Filter the listing below, keeping only the lines with the word "icon".

=== Begin Enclosure ===

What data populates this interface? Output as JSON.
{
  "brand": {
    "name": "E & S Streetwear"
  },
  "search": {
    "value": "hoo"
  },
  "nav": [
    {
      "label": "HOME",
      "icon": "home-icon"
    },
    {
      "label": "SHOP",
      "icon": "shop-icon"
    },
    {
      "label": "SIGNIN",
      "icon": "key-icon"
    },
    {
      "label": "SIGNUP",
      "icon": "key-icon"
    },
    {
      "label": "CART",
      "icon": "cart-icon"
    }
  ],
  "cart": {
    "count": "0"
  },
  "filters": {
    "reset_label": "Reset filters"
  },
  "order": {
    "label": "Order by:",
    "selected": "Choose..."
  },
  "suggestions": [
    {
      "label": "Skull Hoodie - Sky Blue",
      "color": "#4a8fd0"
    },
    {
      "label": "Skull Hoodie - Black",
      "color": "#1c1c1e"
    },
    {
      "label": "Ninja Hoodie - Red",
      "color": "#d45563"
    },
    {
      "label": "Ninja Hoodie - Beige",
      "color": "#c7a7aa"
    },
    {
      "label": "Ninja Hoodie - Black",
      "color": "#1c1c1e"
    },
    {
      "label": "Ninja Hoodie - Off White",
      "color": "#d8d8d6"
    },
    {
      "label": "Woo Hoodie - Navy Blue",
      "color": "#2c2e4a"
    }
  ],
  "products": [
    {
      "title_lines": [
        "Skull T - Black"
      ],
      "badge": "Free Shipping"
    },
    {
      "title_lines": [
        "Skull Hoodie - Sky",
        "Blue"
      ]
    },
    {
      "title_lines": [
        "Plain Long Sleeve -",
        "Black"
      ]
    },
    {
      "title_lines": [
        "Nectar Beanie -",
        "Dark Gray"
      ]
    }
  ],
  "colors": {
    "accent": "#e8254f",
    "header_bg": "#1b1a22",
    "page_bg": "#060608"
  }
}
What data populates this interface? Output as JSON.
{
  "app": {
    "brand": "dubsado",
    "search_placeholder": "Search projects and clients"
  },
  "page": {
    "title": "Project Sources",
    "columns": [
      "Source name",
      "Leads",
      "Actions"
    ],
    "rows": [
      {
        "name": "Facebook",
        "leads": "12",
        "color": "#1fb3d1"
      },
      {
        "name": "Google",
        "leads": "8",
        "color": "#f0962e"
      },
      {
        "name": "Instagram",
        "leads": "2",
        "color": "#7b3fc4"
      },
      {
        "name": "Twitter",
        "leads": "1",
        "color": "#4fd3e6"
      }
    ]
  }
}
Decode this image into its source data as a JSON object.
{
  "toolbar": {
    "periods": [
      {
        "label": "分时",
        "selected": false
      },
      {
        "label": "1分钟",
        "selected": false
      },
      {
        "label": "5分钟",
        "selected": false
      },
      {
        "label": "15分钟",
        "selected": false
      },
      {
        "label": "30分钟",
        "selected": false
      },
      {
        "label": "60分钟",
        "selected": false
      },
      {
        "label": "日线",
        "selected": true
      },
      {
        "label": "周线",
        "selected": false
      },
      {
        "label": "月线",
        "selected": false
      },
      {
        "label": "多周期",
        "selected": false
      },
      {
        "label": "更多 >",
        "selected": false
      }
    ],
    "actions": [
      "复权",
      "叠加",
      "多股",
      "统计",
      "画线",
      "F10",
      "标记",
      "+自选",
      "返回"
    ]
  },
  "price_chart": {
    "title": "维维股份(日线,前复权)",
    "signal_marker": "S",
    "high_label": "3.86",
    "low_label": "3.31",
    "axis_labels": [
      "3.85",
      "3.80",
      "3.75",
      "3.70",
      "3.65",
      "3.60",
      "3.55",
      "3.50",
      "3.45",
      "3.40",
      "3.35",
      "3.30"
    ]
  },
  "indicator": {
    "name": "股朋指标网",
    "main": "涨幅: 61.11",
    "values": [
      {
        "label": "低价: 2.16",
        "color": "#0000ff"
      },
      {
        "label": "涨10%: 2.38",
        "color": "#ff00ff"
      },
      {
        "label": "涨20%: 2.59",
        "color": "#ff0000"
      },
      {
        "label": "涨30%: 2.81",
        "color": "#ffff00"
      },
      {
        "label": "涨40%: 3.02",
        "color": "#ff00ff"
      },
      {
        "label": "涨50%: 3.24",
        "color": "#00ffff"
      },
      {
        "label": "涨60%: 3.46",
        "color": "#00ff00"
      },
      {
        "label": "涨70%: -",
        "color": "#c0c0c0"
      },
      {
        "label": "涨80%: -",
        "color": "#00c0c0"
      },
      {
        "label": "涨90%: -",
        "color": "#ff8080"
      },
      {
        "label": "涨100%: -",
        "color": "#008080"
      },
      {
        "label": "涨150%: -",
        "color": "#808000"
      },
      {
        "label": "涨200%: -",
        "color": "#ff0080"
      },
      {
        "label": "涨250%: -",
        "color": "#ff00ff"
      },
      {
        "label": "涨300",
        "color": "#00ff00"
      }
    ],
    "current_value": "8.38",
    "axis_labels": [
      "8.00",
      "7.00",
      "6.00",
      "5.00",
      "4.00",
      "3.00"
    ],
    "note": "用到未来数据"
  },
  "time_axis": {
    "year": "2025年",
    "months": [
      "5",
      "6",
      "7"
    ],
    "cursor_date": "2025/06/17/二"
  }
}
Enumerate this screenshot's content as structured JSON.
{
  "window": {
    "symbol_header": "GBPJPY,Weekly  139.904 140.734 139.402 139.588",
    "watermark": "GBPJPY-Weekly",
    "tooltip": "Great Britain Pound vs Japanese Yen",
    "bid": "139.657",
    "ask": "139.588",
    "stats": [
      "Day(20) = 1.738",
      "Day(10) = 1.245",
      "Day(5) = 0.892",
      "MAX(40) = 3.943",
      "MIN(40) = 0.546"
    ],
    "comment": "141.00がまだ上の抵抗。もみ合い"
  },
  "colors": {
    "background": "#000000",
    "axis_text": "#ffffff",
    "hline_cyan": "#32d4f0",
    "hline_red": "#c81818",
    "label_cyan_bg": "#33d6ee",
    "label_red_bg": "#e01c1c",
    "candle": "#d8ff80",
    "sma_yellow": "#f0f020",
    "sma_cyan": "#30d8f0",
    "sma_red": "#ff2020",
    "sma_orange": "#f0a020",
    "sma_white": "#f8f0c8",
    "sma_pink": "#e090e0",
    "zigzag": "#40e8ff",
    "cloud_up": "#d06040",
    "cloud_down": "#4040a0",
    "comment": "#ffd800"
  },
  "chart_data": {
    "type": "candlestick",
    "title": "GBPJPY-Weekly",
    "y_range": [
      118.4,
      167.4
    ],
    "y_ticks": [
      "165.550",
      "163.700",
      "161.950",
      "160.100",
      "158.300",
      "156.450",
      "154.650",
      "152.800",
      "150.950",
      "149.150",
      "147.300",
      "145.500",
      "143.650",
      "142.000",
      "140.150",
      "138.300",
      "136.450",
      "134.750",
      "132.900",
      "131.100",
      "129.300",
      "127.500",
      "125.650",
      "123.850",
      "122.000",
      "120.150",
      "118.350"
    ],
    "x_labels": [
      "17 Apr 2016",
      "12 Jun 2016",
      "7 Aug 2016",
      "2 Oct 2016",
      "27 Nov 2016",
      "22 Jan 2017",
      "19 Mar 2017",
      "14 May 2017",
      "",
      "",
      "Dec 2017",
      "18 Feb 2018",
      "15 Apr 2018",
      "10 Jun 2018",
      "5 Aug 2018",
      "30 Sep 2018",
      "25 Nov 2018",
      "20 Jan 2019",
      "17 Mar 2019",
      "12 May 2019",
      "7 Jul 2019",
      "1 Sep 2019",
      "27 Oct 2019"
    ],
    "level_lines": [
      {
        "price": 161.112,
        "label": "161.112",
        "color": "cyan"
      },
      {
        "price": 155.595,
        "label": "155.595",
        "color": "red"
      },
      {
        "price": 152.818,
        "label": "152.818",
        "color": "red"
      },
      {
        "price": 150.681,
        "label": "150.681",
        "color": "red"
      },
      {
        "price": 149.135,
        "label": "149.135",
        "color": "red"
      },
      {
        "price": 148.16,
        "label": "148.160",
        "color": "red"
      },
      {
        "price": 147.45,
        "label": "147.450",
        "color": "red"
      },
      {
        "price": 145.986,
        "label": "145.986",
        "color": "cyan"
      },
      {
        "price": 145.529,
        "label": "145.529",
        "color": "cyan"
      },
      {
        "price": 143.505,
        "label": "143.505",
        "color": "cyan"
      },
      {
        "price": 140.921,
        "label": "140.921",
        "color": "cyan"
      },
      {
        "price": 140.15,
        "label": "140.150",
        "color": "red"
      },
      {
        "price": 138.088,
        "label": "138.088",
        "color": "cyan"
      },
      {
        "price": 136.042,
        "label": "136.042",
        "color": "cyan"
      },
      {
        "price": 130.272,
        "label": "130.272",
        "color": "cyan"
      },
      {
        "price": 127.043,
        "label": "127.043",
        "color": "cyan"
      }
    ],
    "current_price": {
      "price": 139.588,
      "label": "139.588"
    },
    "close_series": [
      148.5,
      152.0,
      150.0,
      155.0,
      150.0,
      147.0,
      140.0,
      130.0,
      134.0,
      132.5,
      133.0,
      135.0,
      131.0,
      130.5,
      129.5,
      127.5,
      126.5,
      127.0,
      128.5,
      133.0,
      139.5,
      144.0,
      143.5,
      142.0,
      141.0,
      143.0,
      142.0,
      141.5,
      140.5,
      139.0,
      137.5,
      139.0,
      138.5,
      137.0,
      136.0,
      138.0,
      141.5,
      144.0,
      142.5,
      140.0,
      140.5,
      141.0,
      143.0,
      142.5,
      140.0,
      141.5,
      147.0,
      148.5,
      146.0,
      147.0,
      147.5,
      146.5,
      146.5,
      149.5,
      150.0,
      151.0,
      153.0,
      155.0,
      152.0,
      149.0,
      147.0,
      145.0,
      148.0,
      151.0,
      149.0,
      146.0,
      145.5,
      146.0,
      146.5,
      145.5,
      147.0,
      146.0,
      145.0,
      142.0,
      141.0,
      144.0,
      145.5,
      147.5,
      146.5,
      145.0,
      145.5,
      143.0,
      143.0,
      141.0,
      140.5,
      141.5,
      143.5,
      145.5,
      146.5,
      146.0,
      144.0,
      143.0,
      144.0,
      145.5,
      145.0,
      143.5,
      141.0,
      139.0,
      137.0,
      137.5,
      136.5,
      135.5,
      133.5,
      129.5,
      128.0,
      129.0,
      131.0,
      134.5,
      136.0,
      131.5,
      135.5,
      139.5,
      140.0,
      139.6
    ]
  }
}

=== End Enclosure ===

- **ANSWER BELOW**:
      "icon": "home-icon"
      "icon": "shop-icon"
      "icon": "key-icon"
      "icon": "key-icon"
      "icon": "cart-icon"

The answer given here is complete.